3D Printing

Rice University Team Develops Testing Suite to Validate 3D Printed Prosthetics

One of the most endearing and selfless uses of 3D printing technology within the maker community has been centered on 3D printed prosthetics. From volunteer organizations such as e-NABLE and beyond, may children and adults have rediscovered the use of their hands thanks to the 3D printing community. Although we are off to a quick and heartfelt start, these 3D printed prosthetics often lack in efficiency. In order to help alleviate this issue, one team from the Rice University’s George R. Brown School of Engineering, dubbed Carpal Diem, have developed a testing suite to infer just how well these 3-D printed hands transfer force to the user.

Geometric objects with sensors

The test is comprised of a number of different components, including a motorized wrist-and-palm assembly, a set of geometric objects with embedded force sensors, and a control program. These sensors provide the computer with feedback on force strength and distribution, which will help show how efficient (or inefficient) each tested 3D printed prosthetic is. Before creating their unique testing process, the Carpal Diem team considered 3D printing their own improved prosthetic hand, but realized that a force-testing device would be much more useful in a field with an abundance of prosthetic designs.

Motor Front
The motorized wrist-and-palm assembly

“If a kid has to put in five pounds of force to only get one pound of grip, that’s a lot of lost efficiency because of how these hands are designed,” said Rachel Sterling, a member of Carpal Diem and mechanical engineering student at Rice University. “Until we reach a force efficiency of 100 percent, the hands aren’t going to be useful.”

The testing suite was started by a group of five Rice University students with different engineering backgrounds, including Nicolette Chamberlain-Simon, Michaela Dimoff, Nirali Desai, Rachel Sterling, and Amber Wang. The testing suite started as a senior capstone design project, but has the potential to change the way 3D printed prosthetics are designed.

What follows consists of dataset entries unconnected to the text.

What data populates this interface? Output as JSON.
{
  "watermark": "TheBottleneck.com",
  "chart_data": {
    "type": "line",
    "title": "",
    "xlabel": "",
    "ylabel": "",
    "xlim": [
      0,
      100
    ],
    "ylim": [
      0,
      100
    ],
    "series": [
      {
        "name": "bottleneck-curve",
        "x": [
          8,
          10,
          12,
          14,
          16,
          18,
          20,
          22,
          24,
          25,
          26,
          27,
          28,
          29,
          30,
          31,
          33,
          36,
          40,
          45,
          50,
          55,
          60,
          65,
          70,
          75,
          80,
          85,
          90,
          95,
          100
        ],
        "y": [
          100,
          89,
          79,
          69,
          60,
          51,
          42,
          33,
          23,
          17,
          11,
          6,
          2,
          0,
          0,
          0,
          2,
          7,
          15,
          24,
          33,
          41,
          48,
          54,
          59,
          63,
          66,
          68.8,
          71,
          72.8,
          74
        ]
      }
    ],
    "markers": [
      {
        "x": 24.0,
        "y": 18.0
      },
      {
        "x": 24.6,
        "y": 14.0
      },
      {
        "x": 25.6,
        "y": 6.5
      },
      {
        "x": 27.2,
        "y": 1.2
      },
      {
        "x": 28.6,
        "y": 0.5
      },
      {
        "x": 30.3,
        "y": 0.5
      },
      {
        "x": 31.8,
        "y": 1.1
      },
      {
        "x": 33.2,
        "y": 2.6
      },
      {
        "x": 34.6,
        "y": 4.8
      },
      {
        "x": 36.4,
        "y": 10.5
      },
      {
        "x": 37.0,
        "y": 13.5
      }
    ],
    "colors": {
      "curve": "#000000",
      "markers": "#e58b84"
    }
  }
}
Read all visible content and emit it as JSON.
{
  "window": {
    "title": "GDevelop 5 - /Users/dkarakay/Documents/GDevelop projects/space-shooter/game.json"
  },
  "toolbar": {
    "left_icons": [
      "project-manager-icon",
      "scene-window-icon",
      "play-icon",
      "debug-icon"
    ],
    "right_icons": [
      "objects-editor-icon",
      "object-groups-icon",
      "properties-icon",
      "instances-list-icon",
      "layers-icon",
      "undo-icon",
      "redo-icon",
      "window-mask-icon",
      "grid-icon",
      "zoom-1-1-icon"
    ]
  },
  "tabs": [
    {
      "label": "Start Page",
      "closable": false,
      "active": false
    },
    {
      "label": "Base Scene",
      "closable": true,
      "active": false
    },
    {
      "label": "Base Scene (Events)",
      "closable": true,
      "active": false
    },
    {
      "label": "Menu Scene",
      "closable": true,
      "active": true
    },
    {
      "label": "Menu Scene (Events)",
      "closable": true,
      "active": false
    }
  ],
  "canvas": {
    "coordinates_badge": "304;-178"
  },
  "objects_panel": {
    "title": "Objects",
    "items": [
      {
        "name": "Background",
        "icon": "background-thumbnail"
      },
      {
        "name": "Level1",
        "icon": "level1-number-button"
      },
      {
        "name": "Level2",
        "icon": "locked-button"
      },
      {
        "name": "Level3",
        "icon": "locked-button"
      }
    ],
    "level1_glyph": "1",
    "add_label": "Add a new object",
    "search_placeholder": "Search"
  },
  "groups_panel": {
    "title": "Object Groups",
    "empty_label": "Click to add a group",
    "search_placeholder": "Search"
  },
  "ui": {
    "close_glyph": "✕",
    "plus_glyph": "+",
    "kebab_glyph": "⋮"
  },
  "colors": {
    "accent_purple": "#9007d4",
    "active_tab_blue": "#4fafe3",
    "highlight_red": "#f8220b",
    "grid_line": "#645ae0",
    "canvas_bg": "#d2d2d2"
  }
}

Their testing rig will be displayed at the George R. Brown School of Engineering Design Showcase, which takes place this Thursday (April 14). Going up against over 80 teams, Carpal Diem hopes their testing suite can earn them the $5,000 prize that is up for grabs.

The Carpal Diem team

The team also plans to work with e-NABLE as well, offering them the possibility to instantly test different iterations of 3D printed prosthetics on the spot. With the help of Carpal Diem’s mentor, Shriners Hospital for Children-Houston’s pediatric hand surgeon Dr. Gloria Gogola, the team also hopes to put their first testing device prototype, along with an in-depth protocol, into action by the end of this school year.